Customers most safety and business critical applications are moving from datacenters to run on AWS, and new patterns are emerging for how to architect them well, and verify that they operate safely when things go wrong. One starting point is Chaos Engineering, but there needs to be a much more detailed and nuanced discussion about all the things that can go wrong, and the various mitigation strategies than can be used to be careful about the most critical uses of computing.

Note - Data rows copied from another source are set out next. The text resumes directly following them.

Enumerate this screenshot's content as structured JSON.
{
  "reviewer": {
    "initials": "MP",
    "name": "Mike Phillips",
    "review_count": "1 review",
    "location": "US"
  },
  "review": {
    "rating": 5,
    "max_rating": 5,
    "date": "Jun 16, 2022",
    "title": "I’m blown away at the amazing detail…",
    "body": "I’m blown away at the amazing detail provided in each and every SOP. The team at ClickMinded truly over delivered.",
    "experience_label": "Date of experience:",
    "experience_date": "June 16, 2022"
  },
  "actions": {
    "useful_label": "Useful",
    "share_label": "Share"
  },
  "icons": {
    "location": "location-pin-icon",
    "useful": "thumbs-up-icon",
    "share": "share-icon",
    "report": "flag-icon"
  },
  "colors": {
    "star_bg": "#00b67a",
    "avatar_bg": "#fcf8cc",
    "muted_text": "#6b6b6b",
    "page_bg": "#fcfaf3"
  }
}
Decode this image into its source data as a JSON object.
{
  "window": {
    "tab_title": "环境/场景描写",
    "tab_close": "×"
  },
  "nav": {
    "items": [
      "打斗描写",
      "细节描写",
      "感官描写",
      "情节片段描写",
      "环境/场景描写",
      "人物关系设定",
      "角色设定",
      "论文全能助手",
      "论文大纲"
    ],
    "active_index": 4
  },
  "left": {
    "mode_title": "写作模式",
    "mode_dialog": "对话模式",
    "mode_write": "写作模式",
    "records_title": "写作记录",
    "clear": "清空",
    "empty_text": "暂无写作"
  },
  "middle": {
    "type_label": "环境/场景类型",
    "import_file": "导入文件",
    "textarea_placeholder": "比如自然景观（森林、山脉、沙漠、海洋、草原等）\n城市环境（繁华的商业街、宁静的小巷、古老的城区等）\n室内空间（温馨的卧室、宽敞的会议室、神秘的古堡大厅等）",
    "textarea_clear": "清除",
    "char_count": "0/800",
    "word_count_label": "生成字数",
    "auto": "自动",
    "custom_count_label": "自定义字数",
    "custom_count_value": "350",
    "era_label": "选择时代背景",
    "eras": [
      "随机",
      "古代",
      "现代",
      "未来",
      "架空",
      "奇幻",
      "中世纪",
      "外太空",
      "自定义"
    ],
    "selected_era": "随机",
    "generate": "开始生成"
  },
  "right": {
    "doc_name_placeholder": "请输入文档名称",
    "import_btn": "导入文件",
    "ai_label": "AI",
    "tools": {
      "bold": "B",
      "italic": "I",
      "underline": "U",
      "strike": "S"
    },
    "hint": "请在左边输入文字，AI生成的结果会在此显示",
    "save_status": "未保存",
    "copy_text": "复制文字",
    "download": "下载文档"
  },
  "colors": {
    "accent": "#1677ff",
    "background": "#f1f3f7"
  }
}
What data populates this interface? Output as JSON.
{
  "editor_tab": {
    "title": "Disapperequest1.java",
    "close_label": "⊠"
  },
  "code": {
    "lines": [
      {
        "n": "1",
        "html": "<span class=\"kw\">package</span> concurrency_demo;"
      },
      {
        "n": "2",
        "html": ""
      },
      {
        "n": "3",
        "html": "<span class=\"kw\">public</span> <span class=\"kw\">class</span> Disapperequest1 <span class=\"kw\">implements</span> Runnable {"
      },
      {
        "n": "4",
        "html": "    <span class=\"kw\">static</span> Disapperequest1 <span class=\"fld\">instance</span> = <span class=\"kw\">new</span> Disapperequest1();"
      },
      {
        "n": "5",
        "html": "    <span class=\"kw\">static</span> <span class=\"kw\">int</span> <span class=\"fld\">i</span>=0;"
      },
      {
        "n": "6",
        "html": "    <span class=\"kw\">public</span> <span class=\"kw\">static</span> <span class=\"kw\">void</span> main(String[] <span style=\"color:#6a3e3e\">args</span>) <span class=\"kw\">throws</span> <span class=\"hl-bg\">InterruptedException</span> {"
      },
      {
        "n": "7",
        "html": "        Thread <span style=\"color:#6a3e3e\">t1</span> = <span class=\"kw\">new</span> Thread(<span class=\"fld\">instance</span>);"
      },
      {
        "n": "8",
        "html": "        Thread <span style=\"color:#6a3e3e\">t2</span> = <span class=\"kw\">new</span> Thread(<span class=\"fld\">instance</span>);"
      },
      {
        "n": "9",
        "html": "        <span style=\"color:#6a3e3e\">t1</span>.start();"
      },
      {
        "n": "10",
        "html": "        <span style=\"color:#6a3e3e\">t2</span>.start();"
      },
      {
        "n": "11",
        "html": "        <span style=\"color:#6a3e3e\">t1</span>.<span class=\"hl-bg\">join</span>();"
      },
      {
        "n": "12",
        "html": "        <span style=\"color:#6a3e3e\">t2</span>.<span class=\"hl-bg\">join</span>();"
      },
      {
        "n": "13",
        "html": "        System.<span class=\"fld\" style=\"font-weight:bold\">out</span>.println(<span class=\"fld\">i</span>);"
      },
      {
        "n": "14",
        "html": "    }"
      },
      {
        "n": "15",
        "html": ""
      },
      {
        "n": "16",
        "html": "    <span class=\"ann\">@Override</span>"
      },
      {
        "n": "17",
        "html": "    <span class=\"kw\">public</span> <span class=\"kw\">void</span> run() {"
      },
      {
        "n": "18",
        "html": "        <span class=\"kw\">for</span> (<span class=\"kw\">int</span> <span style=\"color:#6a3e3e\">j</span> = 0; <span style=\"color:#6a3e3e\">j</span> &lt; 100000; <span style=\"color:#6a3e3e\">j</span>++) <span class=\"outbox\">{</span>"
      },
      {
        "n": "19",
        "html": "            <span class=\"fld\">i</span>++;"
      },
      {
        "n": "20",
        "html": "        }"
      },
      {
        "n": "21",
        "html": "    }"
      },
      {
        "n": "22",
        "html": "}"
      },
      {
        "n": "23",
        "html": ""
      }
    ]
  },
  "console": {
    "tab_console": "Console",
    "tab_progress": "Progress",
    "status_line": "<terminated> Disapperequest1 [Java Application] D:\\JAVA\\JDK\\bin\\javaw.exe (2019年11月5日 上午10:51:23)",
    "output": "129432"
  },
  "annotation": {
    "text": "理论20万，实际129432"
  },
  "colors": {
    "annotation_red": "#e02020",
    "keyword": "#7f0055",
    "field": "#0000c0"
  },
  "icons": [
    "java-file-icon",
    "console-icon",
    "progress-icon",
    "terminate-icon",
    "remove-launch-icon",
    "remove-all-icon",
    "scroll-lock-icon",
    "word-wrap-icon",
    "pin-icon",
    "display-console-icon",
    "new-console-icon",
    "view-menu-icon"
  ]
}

Adrian Cockcroft has had a long career working at the leading edge of technology. He’s always been fascinated by what comes next, and he writes and speaks extensively on a range of subjects. He's recently joined Amazon as their VP of Cloud Architecture Strategy. He was previously a Technology Fellow at Battery Ventures. There he advised the firm and its portfolio companies about technology issues and also assists with deal sourcing and due diligence. Before joining Battery, Adrian helped lead Netflix’s migration to a large scale, highly available public-cloud architecture and the open sourcing of the cloud-native NetflixOSS platform. Prior to that at Netflix he managed a team working on personalization algorithms and service-oriented refactoring. Adrian was a founding member of eBay Research Labs, developing advanced mobile applications and even building his own homebrew phone, years before iPhone and Android launched. As a distinguished engineer at Sun Microsystems he wrote the best-selling “Sun Performance and Tuning” book and was chief architect for High Performance Technical Computing. He graduated from The City University, London with a Bsc in Applied Physics and Electronics, and was named one of the top leaders in Cloud Computing in 2011 and 2012 by SearchCloudComputing magazine